> DATA

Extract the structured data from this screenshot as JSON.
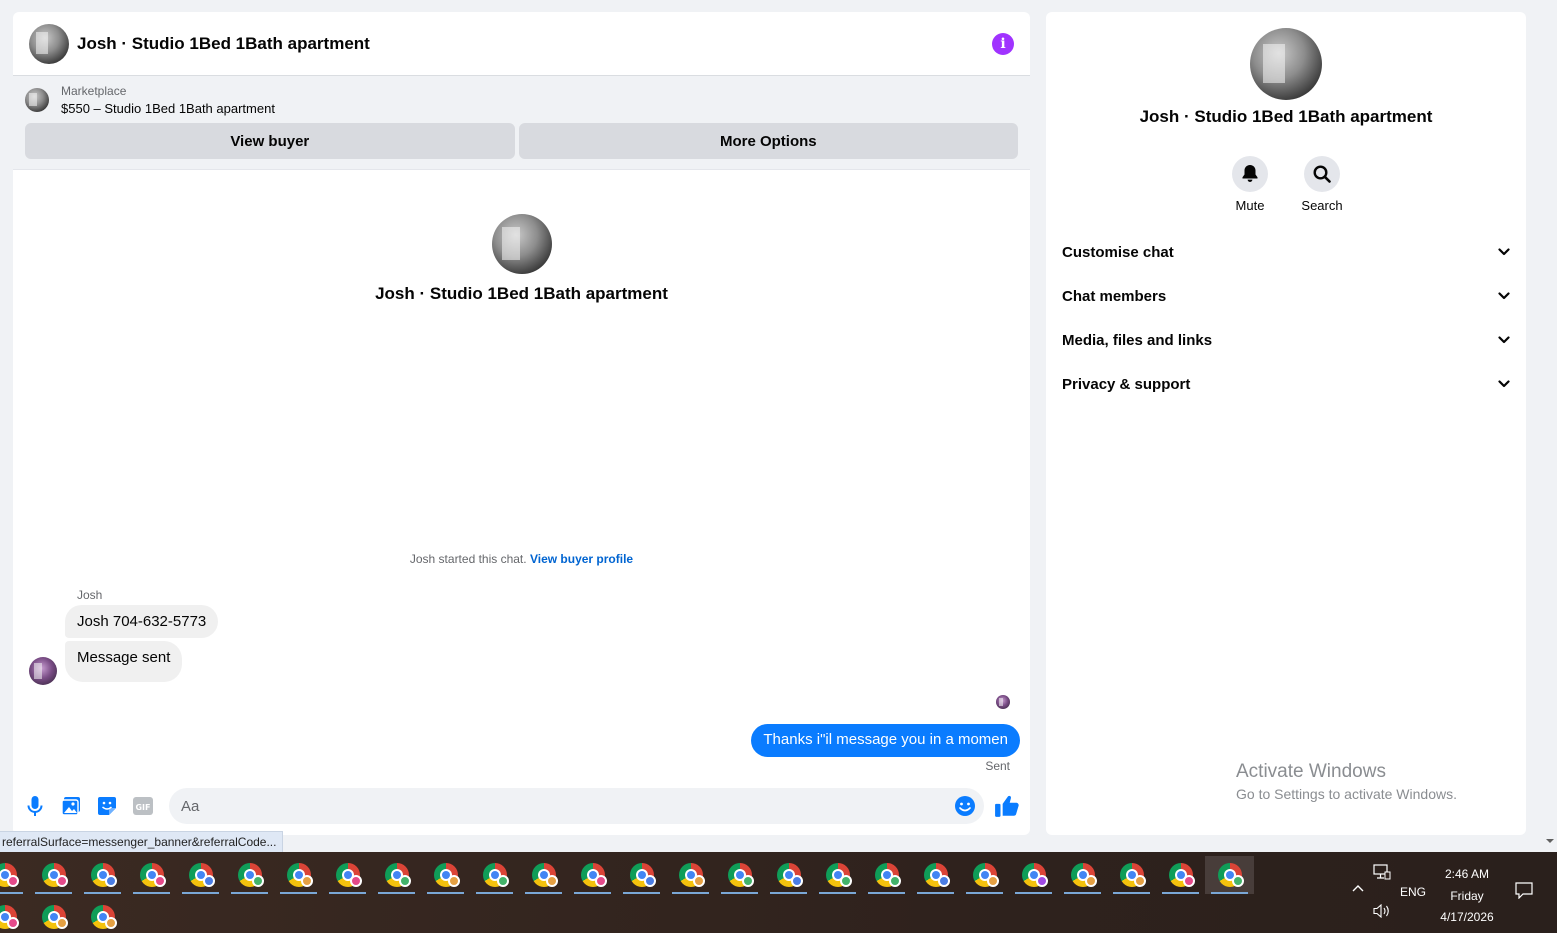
{
  "chat": {
    "title": "Josh · Studio 1Bed 1Bath apartment",
    "info_icon_glyph": "i",
    "marketplace_label": "Marketplace",
    "listing": "$550 – Studio 1Bed 1Bath apartment",
    "view_buyer_label": "View buyer",
    "more_options_label": "More Options",
    "intro_name": "Josh · Studio 1Bed 1Bath apartment",
    "started_text": "Josh started this chat.",
    "view_buyer_profile_label": "View buyer profile",
    "sender_name": "Josh",
    "messages_in": [
      "Josh 704-632-5773",
      "Message sent"
    ],
    "message_out": "Thanks i\"il message you in a momen",
    "sent_status": "Sent",
    "composer_placeholder": "Aa",
    "gif_label": "GIF"
  },
  "info_panel": {
    "name": "Josh · Studio 1Bed 1Bath apartment",
    "actions": [
      {
        "label": "Mute",
        "icon": "bell-icon"
      },
      {
        "label": "Search",
        "icon": "search-icon"
      }
    ],
    "sections": [
      "Customise chat",
      "Chat members",
      "Media, files and links",
      "Privacy & support"
    ],
    "watermark_title": "Activate Windows",
    "watermark_sub": "Go to Settings to activate Windows."
  },
  "status_url": "referralSurface=messenger_banner&referralCode...",
  "taskbar": {
    "row1_badges": [
      "#e54a8a",
      "#e54a8a",
      "#4a7de5",
      "#e54a8a",
      "#4a7de5",
      "#43b36a",
      "#e5a043",
      "#e54a8a",
      "#43b36a",
      "#e5a043",
      "#43b36a",
      "#e5a043",
      "#e54a8a",
      "#4a7de5",
      "#e5a043",
      "#43b36a",
      "#4a7de5",
      "#43b36a",
      "#43b36a",
      "#4a7de5",
      "#e5a043",
      "#a04ae5",
      "#e5a043",
      "#e5a043",
      "#e54a8a",
      "#43b36a"
    ],
    "row2_badges": [
      "#e54a8a",
      "#e5a043",
      "#e5a043"
    ],
    "active_index": 25,
    "language": "ENG",
    "time": "2:46 AM",
    "day": "Friday",
    "date": "4/17/2026"
  },
  "colors": {
    "accent": "#0a7cff",
    "info": "#a033ff",
    "link": "#0064d1"
  }
}
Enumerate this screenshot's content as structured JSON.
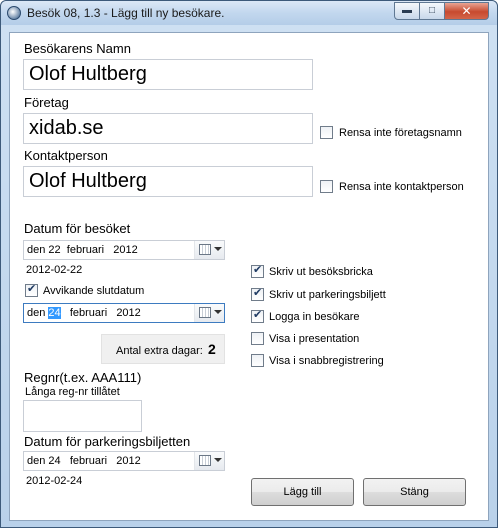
{
  "window": {
    "title": "Besök 08, 1.3 - Lägg till ny besökare."
  },
  "visitor": {
    "name_label": "Besökarens Namn",
    "name_value": "Olof Hultberg",
    "company_label": "Företag",
    "company_value": "xidab.se",
    "contact_label": "Kontaktperson",
    "contact_value": "Olof Hultberg"
  },
  "options": {
    "keep_company_label": "Rensa inte företagsnamn",
    "keep_contact_label": "Rensa inte kontaktperson"
  },
  "visit_date": {
    "label": "Datum för besöket",
    "day": "den 22",
    "month": "februari",
    "year": "2012",
    "iso": "2012-02-22"
  },
  "end_date": {
    "checkbox_label": "Avvikande slutdatum",
    "checked": true,
    "prefix": "den",
    "day": "24",
    "month": "februari",
    "year": "2012"
  },
  "extra_days": {
    "label": "Antal extra dagar:",
    "value": "2"
  },
  "regnr": {
    "label": "Regnr(t.ex. AAA111)",
    "hint": "Långa reg-nr tillåtet",
    "value": ""
  },
  "parking_date": {
    "label": "Datum för parkeringsbiljetten",
    "day": "den 24",
    "month": "februari",
    "year": "2012",
    "iso": "2012-02-24"
  },
  "right_checks": [
    {
      "label": "Skriv ut besöksbricka",
      "checked": true
    },
    {
      "label": "Skriv ut parkeringsbiljett",
      "checked": true
    },
    {
      "label": "Logga in besökare",
      "checked": true
    },
    {
      "label": "Visa i presentation",
      "checked": false
    },
    {
      "label": "Visa i snabbregistrering",
      "checked": false
    }
  ],
  "buttons": {
    "add": "Lägg till",
    "close": "Stäng"
  },
  "colors": {
    "selection": "#3399ff",
    "titlebar": "#c2d7ee",
    "close_button": "#c74a2f"
  },
  "icons": [
    "app-icon",
    "minimize-icon",
    "maximize-icon",
    "close-icon",
    "calendar-icon",
    "chevron-down-icon",
    "checkmark-icon"
  ]
}
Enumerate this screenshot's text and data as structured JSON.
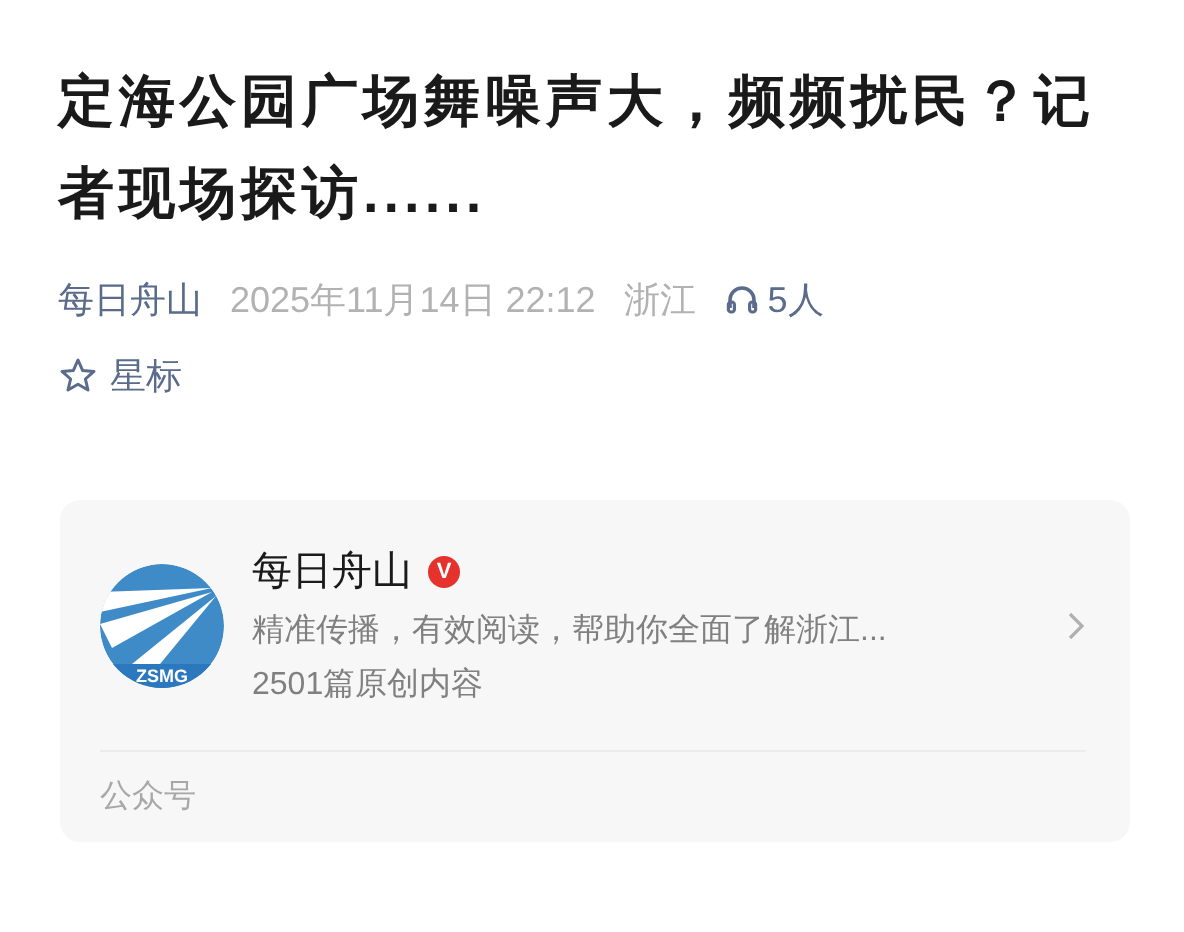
{
  "article": {
    "title": "定海公园广场舞噪声大，频频扰民？记者现场探访......"
  },
  "meta": {
    "account": "每日舟山",
    "date": "2025年11月14日 22:12",
    "location": "浙江",
    "listeners": "5人"
  },
  "star": {
    "label": "星标",
    "checked": false
  },
  "account_card": {
    "logo_text": "ZSMG",
    "name": "每日舟山",
    "verified_badge": "V",
    "description": "精准传播，有效阅读，帮助你全面了解浙江...",
    "count": "2501篇原创内容",
    "footer": "公众号"
  }
}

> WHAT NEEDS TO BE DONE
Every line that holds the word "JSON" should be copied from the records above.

> OUTPUT OF THE EXERCISE
Extract the structured data from this screenshot as JSON.
Enumerate this screenshot's content as structured JSON.
Enumerate this screenshot's text and data as structured JSON.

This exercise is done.